Some people are inhibited, maybe even intimidated, when it comes to connecting with their elected officials in Washington.
They wonder, "Who will listen to me?" Or maybe they think, "I can't make a difference."
But, we can make a difference.
Carla Kakutani, M.D.
I know because I helped make a difference when Reps. Mike Thompson, D-Calif., and Cathy McMorris Rodgers, R-Wash., introduced a bill last year that would allow a portion of graduate medical education payments to go directly to community-based primary care residency programs.
Although McMorris Rodgers' support for primary care training in nonhospital settings grew out of her contact with the Washington AFP, Thompson's support came about after he visited the Santa Rosa Family Medicine Residency Program at the urging of me, the California AFP and other constituents.
My ability to influence support for the bill was an outgrowth of the relationship I have established with Thompson, who represents my district. I've met with him a few times in his office on Capitol Hill, and I've met with key members of his staff in Washington. I also keep in touch with his office here in California.
The relationship I maintain with Thompson and his staff developed, in part, because of my regular attendance at and involvement with the Family Medicine Congressional Conference (FMCC), the AAFP's annual two-day event designed to train family physicians, residents and students how to influence policy and provide them an opportunity to visit legislators or their staff members on Capitol Hill.
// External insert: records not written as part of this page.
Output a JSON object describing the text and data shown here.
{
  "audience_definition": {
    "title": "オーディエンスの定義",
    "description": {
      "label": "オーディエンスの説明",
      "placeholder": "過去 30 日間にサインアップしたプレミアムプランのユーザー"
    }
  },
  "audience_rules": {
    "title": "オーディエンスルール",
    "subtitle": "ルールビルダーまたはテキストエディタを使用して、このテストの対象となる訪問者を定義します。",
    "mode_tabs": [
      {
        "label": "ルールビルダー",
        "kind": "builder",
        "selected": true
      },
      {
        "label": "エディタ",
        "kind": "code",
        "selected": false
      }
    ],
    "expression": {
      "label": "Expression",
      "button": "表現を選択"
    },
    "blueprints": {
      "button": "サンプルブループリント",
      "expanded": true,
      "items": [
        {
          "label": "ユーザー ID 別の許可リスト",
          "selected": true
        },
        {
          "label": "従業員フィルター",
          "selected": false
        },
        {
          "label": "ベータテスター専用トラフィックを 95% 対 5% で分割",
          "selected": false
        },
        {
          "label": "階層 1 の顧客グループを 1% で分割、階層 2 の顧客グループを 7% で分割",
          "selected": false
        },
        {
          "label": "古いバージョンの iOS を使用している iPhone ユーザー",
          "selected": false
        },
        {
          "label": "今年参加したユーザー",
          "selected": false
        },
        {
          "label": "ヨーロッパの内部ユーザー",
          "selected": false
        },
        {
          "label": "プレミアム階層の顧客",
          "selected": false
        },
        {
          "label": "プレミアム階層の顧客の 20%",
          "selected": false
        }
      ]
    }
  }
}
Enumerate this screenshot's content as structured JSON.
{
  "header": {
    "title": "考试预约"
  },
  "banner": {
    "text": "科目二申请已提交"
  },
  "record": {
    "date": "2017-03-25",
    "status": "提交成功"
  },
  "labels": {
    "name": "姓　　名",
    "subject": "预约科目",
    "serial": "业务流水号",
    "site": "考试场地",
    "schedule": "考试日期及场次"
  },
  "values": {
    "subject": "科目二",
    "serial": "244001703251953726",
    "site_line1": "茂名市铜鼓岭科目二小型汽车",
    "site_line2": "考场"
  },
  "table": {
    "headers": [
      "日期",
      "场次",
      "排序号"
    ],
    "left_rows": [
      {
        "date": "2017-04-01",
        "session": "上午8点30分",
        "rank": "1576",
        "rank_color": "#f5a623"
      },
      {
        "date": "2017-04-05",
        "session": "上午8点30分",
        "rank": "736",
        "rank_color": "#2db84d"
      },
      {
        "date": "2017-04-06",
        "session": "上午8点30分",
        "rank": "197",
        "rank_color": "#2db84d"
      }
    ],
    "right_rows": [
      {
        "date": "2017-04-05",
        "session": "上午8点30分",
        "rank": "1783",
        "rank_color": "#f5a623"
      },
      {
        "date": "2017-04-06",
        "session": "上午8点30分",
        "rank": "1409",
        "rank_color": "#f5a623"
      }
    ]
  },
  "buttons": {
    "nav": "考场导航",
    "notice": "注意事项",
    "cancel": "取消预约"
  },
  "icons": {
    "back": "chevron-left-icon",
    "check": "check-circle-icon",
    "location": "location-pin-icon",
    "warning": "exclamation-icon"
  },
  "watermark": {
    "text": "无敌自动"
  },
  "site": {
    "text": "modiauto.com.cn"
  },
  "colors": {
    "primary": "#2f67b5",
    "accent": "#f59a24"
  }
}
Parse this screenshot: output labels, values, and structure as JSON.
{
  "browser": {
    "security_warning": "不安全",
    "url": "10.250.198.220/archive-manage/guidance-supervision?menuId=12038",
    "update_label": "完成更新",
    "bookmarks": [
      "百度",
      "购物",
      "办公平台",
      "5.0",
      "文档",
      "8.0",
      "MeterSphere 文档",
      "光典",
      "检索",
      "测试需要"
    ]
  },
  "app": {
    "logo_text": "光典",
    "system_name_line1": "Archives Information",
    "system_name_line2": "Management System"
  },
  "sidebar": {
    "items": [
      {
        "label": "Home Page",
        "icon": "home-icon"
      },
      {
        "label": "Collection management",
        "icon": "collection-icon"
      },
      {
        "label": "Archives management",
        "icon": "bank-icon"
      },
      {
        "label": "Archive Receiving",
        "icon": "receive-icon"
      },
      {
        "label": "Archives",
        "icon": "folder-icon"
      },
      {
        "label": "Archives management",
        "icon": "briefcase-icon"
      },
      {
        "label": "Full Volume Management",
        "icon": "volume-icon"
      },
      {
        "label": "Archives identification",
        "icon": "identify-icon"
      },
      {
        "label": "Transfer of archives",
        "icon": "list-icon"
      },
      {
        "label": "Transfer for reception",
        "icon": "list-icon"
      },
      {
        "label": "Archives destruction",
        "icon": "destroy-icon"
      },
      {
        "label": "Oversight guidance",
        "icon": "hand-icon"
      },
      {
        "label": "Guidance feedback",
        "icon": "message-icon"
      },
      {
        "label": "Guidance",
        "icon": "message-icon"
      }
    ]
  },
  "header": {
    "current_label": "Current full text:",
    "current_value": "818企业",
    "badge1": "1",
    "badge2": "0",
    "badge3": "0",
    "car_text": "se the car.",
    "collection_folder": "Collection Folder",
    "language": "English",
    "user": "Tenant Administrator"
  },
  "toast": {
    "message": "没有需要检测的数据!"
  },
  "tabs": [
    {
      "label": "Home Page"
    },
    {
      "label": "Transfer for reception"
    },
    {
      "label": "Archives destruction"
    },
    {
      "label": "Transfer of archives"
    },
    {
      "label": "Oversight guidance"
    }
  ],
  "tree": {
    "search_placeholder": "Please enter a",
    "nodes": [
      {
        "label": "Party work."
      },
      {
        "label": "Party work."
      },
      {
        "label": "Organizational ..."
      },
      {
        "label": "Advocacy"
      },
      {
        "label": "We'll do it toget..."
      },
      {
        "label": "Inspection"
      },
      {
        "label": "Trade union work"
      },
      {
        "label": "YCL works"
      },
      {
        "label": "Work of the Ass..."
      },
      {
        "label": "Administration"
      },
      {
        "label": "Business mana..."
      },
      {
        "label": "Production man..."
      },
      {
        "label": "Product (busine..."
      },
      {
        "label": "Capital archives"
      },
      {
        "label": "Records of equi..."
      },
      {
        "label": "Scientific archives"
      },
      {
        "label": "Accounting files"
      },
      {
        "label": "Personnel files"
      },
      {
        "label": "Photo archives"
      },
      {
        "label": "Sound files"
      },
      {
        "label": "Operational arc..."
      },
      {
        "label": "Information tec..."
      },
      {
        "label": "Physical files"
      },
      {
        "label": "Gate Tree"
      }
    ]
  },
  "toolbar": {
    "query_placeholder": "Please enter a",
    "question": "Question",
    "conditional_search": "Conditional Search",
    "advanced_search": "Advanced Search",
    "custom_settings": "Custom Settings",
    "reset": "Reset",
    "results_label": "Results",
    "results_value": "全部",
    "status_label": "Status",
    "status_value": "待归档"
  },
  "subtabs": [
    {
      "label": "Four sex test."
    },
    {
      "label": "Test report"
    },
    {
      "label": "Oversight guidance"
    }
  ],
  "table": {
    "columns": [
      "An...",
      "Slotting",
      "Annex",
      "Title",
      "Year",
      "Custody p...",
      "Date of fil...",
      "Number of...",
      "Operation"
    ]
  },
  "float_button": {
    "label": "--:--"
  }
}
I first attended the FMCC in 2008 as president of the California AFP because it was important for me as a chapter leader to learn more about being an effective advocate for family medicine. I attended the next three years as a member of the AAFP's Commission on Governmental Advocacy, which helps plan the event.
The FMCC, which is scheduled this year for May 14-15, draws academic family physicians and practicing family docs, as well as students and residents. Although we all have different issues that concern us, bringing this family medicine group together allows us to see the big picture and how issues such as the FP pipeline, workforce and payment are intertwined.
The first time I attended the FMCC, I found the first day's practical instruction for those new to lobbying and tips on how to effectively deliver our message to legislators or congressional staff members to be vitally important. Speakers reviewed the key issues facing family medicine, providing critical background information and talking points. By the time I made my first Capitol Hill visit on the second day of the event, I felt comfortable with the issues and confident in myself.
The FMCC's agenda is created by Academy staff with input from the Commission on Governmental Advocacy, which includes more than a dozen practicing family physicians and academics, as well as student and resident representatives.
We communicate what topics we think will be the most interesting and valuable to our fellow FPs. For example, after the Patient Protection and Affordable Care Act was signed by President Obama in 2010, the commission expressed concerns about how HHS might implement various provisions of the act, how the regulations might be written and how we might influence that process. In response, the AAFP invited Kavita Patel, M.D., from the White House Office of Health Reform, to the next FMCC to address those critical questions.
Attending this event for the past four years and hearing from people in the trenches also has taught me where the legislative process can be influenced and how to do it. Personally, I have been able to meet with key staff members from the offices of House Minority Leader Nancy Pelosi, D-Calif.; Sen. Barbara Boxer, D-Calif.; and Sen. Dianne Feinstein, D-Calif., because of the FMCC.
Those discussions have not resulted in the kind of relatively quick action we experienced with Thompson, but lobbying requires patience. Working with Congress is somewhat like trying to help a patient stop smoking. You have to lay the groundwork with an initial conversation, bring it up again at subsequent opportunities and stay engaged. If you hang in there, good things can happen.
It's a lot of work, but we don't have to do it alone. Joining up with colleagues from the same state to make visits to legislators as a group allows rookie lobbyists to be paired with those with experience. And it provides an opportunity for legislators or their congressional staff to hear different, but related, stories on how issues are affecting their constituents.
For example, my state often sends a delegation of 10 or more physicians to the FMCC. This allows us to break into small groups and make several visits to legislators. It takes the pressure off because one person doesn't have to carry an entire conversation. We can even assign roles and practice what we're going to say ahead of time.
I sometimes agonize over meeting with these powerful elected leaders because I'm shy by nature. I recently was asked to attend an event at which my state senator was appearing. I felt a bit of dread as I made my way over to talk to her, but she recognized me, remembered me, and everything was fine. Building these ongoing relationships makes all the difference. The longer and more often you talk, the more likely lawmakers are to hear your message.
If I can do it, so can you.
Tell your story. Make a difference.
-- Carla Kakutani, M.D., of Winters, Calif., is the chair of the AAFP Commission on Governmental Advocacy, a member of the board of directors of the AAFP's federal political action committee, FamMedPAC, and past president of the California AFP.